Apart from the images, every record here needs to be copied exactly.

MATERIAL FOR THIS TASK ::

───

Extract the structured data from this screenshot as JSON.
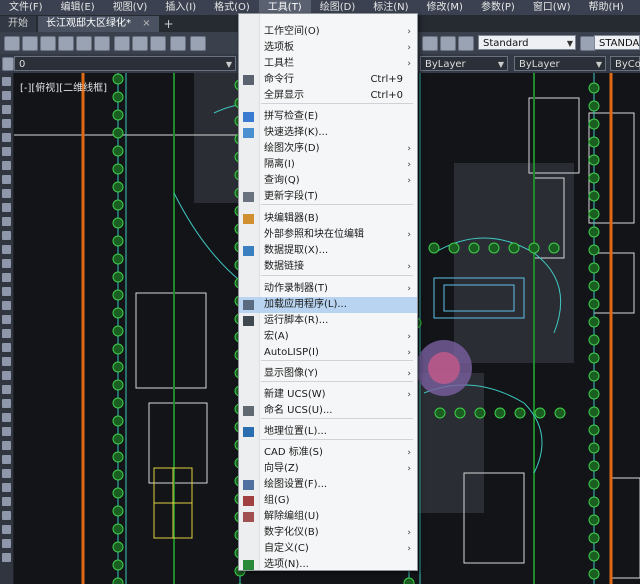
{
  "menubar": [
    "文件(F)",
    "编辑(E)",
    "视图(V)",
    "插入(I)",
    "格式(O)",
    "工具(T)",
    "绘图(D)",
    "标注(N)",
    "修改(M)",
    "参数(P)",
    "窗口(W)",
    "帮助(H)"
  ],
  "tabs": {
    "start": "开始",
    "drawing": "长江观邸大区绿化*",
    "close": "×",
    "add": "+"
  },
  "toolbar": {
    "textstyle": "Standard",
    "dimstyle": "STANDARD"
  },
  "layerbar": {
    "layer": "0",
    "color": "ByLayer",
    "linetype": "ByLayer",
    "plotstyle": "ByColor"
  },
  "viewport": {
    "label": "[-][俯视][二维线框]"
  },
  "menu": {
    "items": [
      {
        "label": "工作空间(O)",
        "submenu": true,
        "icon": ""
      },
      {
        "label": "选项板",
        "submenu": true,
        "icon": ""
      },
      {
        "label": "工具栏",
        "submenu": true,
        "icon": ""
      },
      {
        "label": "命令行",
        "shortcut": "Ctrl+9",
        "icon": "command-line-icon"
      },
      {
        "label": "全屏显示",
        "shortcut": "Ctrl+0",
        "icon": ""
      },
      {
        "label": "拼写检查(E)",
        "icon": "spell-check-icon"
      },
      {
        "label": "快速选择(K)...",
        "icon": "quick-select-icon"
      },
      {
        "label": "绘图次序(D)",
        "submenu": true,
        "icon": ""
      },
      {
        "label": "隔离(I)",
        "submenu": true,
        "icon": ""
      },
      {
        "label": "查询(Q)",
        "submenu": true,
        "icon": ""
      },
      {
        "label": "更新字段(T)",
        "icon": "update-field-icon"
      },
      {
        "label": "块编辑器(B)",
        "icon": "block-editor-icon"
      },
      {
        "label": "外部参照和块在位编辑",
        "submenu": true,
        "icon": ""
      },
      {
        "label": "数据提取(X)...",
        "icon": "data-extraction-icon"
      },
      {
        "label": "数据链接",
        "submenu": true,
        "icon": ""
      },
      {
        "label": "动作录制器(T)",
        "submenu": true,
        "icon": ""
      },
      {
        "label": "加载应用程序(L)...",
        "icon": "load-application-icon",
        "highlighted": true
      },
      {
        "label": "运行脚本(R)...",
        "icon": "run-script-icon"
      },
      {
        "label": "宏(A)",
        "submenu": true,
        "icon": ""
      },
      {
        "label": "AutoLISP(I)",
        "submenu": true,
        "icon": ""
      },
      {
        "label": "显示图像(Y)",
        "submenu": true,
        "icon": ""
      },
      {
        "label": "新建 UCS(W)",
        "submenu": true,
        "icon": ""
      },
      {
        "label": "命名 UCS(U)...",
        "icon": "named-ucs-icon"
      },
      {
        "label": "地理位置(L)...",
        "icon": "geolocation-icon"
      },
      {
        "label": "CAD 标准(S)",
        "submenu": true,
        "icon": ""
      },
      {
        "label": "向导(Z)",
        "submenu": true,
        "icon": ""
      },
      {
        "label": "绘图设置(F)...",
        "icon": "drafting-settings-icon"
      },
      {
        "label": "组(G)",
        "icon": "group-icon"
      },
      {
        "label": "解除编组(U)",
        "icon": "ungroup-icon"
      },
      {
        "label": "数字化仪(B)",
        "submenu": true,
        "icon": ""
      },
      {
        "label": "自定义(C)",
        "submenu": true,
        "icon": ""
      },
      {
        "label": "选项(N)...",
        "icon": "options-check-icon"
      }
    ]
  },
  "colors": {
    "menubar": "#3b4150",
    "canvas": "#121418",
    "highlight": "#b8d4f0",
    "orange": "#e06a14",
    "green": "#2fae3a",
    "cyan": "#3ec7c0"
  }
}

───

WRITTEN SOLUTION ::
Extract the structured data from this screenshot as JSON.
{
  "menubar": [
    "文件(F)",
    "编辑(E)",
    "视图(V)",
    "插入(I)",
    "格式(O)",
    "工具(T)",
    "绘图(D)",
    "标注(N)",
    "修改(M)",
    "参数(P)",
    "窗口(W)",
    "帮助(H)"
  ],
  "tabs": {
    "start": "开始",
    "drawing": "长江观邸大区绿化*",
    "close": "×",
    "add": "+"
  },
  "toolbar": {
    "textstyle": "Standard",
    "dimstyle": "STANDARD"
  },
  "layerbar": {
    "layer": "0",
    "color": "ByLayer",
    "linetype": "ByLayer",
    "plotstyle": "ByColor"
  },
  "viewport": {
    "label": "[-][俯视][二维线框]"
  },
  "menu": {
    "items": [
      {
        "label": "工作空间(O)",
        "submenu": true,
        "icon": ""
      },
      {
        "label": "选项板",
        "submenu": true,
        "icon": ""
      },
      {
        "label": "工具栏",
        "submenu": true,
        "icon": ""
      },
      {
        "label": "命令行",
        "shortcut": "Ctrl+9",
        "icon": "command-line-icon"
      },
      {
        "label": "全屏显示",
        "shortcut": "Ctrl+0",
        "icon": ""
      },
      {
        "label": "拼写检查(E)",
        "icon": "spell-check-icon"
      },
      {
        "label": "快速选择(K)...",
        "icon": "quick-select-icon"
      },
      {
        "label": "绘图次序(D)",
        "submenu": true,
        "icon": ""
      },
      {
        "label": "隔离(I)",
        "submenu": true,
        "icon": ""
      },
      {
        "label": "查询(Q)",
        "submenu": true,
        "icon": ""
      },
      {
        "label": "更新字段(T)",
        "icon": "update-field-icon"
      },
      {
        "label": "块编辑器(B)",
        "icon": "block-editor-icon"
      },
      {
        "label": "外部参照和块在位编辑",
        "submenu": true,
        "icon": ""
      },
      {
        "label": "数据提取(X)...",
        "icon": "data-extraction-icon"
      },
      {
        "label": "数据链接",
        "submenu": true,
        "icon": ""
      },
      {
        "label": "动作录制器(T)",
        "submenu": true,
        "icon": ""
      },
      {
        "label": "加载应用程序(L)...",
        "icon": "load-application-icon",
        "highlighted": true
      },
      {
        "label": "运行脚本(R)...",
        "icon": "run-script-icon"
      },
      {
        "label": "宏(A)",
        "submenu": true,
        "icon": ""
      },
      {
        "label": "AutoLISP(I)",
        "submenu": true,
        "icon": ""
      },
      {
        "label": "显示图像(Y)",
        "submenu": true,
        "icon": ""
      },
      {
        "label": "新建 UCS(W)",
        "submenu": true,
        "icon": ""
      },
      {
        "label": "命名 UCS(U)...",
        "icon": "named-ucs-icon"
      },
      {
        "label": "地理位置(L)...",
        "icon": "geolocation-icon"
      },
      {
        "label": "CAD 标准(S)",
        "submenu": true,
        "icon": ""
      },
      {
        "label": "向导(Z)",
        "submenu": true,
        "icon": ""
      },
      {
        "label": "绘图设置(F)...",
        "icon": "drafting-settings-icon"
      },
      {
        "label": "组(G)",
        "icon": "group-icon"
      },
      {
        "label": "解除编组(U)",
        "icon": "ungroup-icon"
      },
      {
        "label": "数字化仪(B)",
        "submenu": true,
        "icon": ""
      },
      {
        "label": "自定义(C)",
        "submenu": true,
        "icon": ""
      },
      {
        "label": "选项(N)...",
        "icon": "options-check-icon"
      }
    ]
  },
  "colors": {
    "menubar": "#3b4150",
    "canvas": "#121418",
    "highlight": "#b8d4f0",
    "orange": "#e06a14",
    "green": "#2fae3a",
    "cyan": "#3ec7c0"
  }
}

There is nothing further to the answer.